3. J Nutr Sci Vitaminol (Tokyo).2009 Feb;55(1):87-91.

4. J Agric Food Chem.2015 Mar 25;63(11):2963-9. 

5. Lipids.1995 Jun;30(6):499-505.

6. Ann Nutr Metab 1993;37:218–224

7. Med J Islam Repub Iran. 2018; 32: 98.

8. Springerplus.2013 Dec 7;2:659. 

9. Cureus. 2017 Jul; 9(7): e1438.

10. Int J Prev Med. 2013 Sep; 4(9): 1059–1062.

11. J Med Food. 2015 Apr 1; 18(4): 393–402.

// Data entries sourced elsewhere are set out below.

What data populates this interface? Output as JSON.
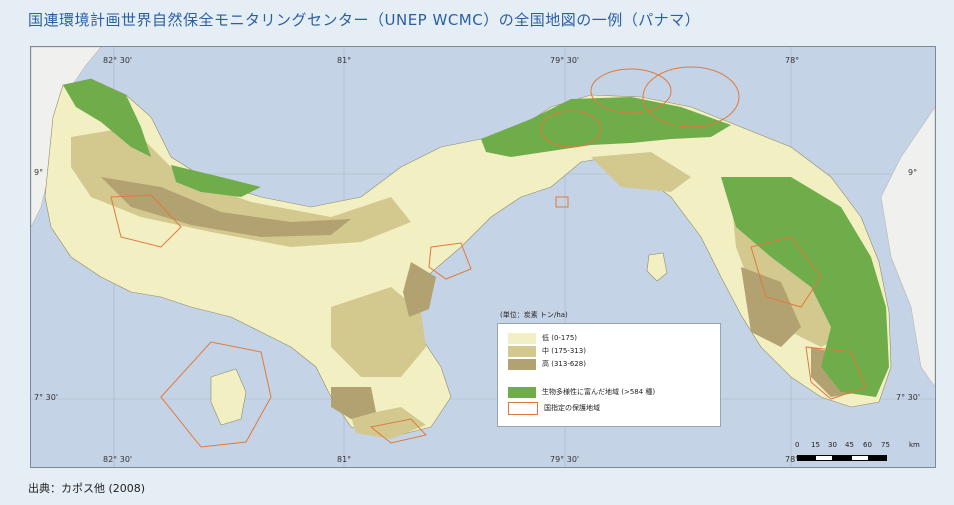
{
  "title": "国連環境計画世界自然保全モニタリングセンター（UNEP WCMC）の全国地図の一例（パナマ）",
  "ticks": {
    "top": [
      "82° 30'",
      "81°",
      "79° 30'",
      "78°"
    ],
    "bottom": [
      "82° 30'",
      "81°",
      "79° 30'",
      "78°"
    ],
    "left": [
      "9°",
      "7° 30'"
    ],
    "right": [
      "9°",
      "7° 30'"
    ]
  },
  "legend": {
    "header": "(単位：炭素 トン/ha)",
    "items": [
      {
        "label": "低 (0-175)",
        "color": "#f2efc2"
      },
      {
        "label": "中 (175-313)",
        "color": "#d3c98f"
      },
      {
        "label": "高 (313-628)",
        "color": "#b3a271"
      },
      {
        "label": "生物多様性に富んだ地域 (>584 種)",
        "color": "#6fad4b"
      },
      {
        "label": "国指定の保護地域",
        "color": "#ffffff",
        "border": "#e07a3a"
      }
    ]
  },
  "scale": {
    "labels": [
      "0",
      "15",
      "30",
      "45",
      "60",
      "75"
    ],
    "unit": "km"
  },
  "source": "出典：カポス他 (2008)",
  "colors": {
    "sea": "#c5d3e6",
    "neighbor_land": "#f0f0ee",
    "low": "#f2efc2",
    "medium": "#d3c98f",
    "high": "#b3a271",
    "biodiversity": "#6fad4b",
    "protected": "#e07a3a",
    "title": "#2a5fa3"
  }
}
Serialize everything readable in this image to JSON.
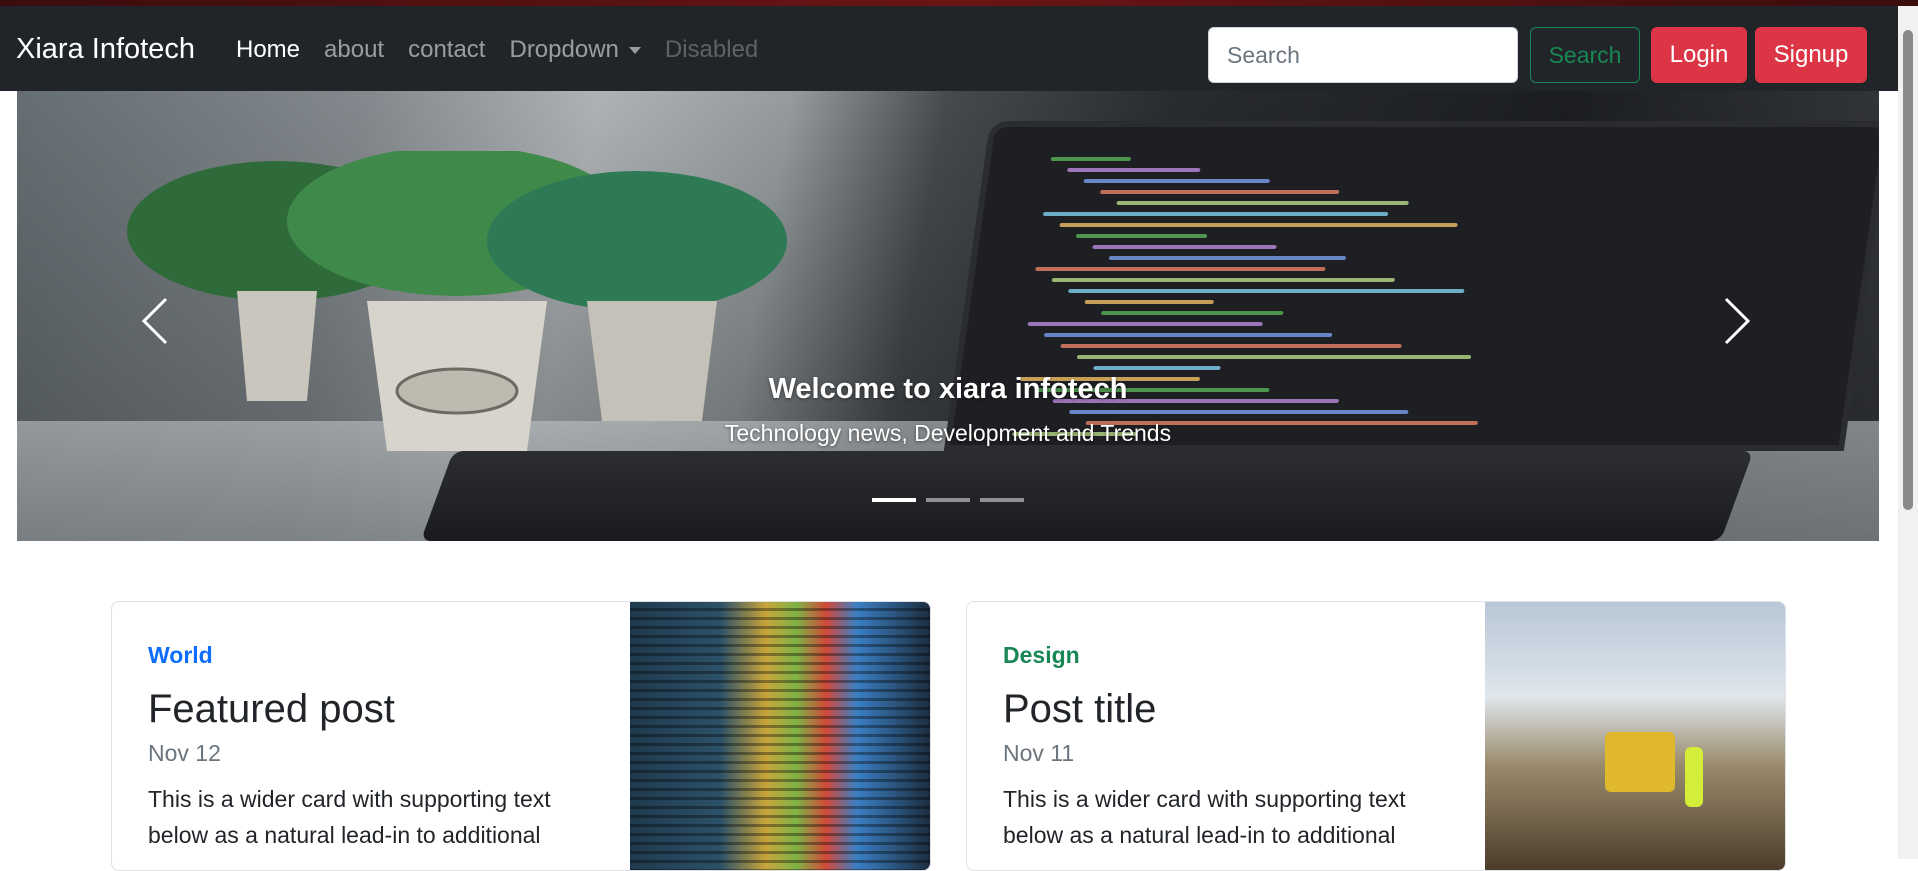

12. J Am Coll Nutr.2019 Mar-Apr;38(3):235-246.

13. Neuro Endocrinol Lett.2009;30 Suppl 1:22-4.

14. Food Nutr Res. 2016; 60: 10.3402/fnr.v60.29807.

15. Evid Based Complement Alternat Med. 2018; 2018: 9365464.